=== Input data ===
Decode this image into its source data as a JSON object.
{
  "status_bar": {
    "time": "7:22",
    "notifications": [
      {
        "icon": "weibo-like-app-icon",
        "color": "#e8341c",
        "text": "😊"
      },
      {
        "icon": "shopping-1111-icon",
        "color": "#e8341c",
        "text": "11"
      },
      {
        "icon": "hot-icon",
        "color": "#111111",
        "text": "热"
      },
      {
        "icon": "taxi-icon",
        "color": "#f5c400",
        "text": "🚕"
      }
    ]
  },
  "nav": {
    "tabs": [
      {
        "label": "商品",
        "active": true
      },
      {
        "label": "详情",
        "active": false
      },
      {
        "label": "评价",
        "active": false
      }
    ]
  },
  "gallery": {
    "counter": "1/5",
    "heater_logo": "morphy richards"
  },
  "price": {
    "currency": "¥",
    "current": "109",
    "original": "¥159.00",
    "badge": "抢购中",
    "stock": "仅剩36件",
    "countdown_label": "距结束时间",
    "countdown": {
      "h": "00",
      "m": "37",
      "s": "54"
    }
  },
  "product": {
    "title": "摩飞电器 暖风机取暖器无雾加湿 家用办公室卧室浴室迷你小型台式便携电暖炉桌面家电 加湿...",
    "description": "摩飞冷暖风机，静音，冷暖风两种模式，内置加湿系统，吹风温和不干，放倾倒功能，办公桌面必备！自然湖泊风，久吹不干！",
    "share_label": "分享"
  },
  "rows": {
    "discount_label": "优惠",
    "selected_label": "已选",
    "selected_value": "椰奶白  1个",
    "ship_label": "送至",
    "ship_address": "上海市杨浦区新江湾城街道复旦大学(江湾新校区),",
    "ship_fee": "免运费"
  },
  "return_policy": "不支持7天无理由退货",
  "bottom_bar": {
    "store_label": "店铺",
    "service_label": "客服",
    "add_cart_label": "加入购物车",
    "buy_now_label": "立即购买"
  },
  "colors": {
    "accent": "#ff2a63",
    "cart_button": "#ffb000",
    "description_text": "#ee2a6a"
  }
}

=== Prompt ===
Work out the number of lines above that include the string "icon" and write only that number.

=== Solution for this exercise ===
4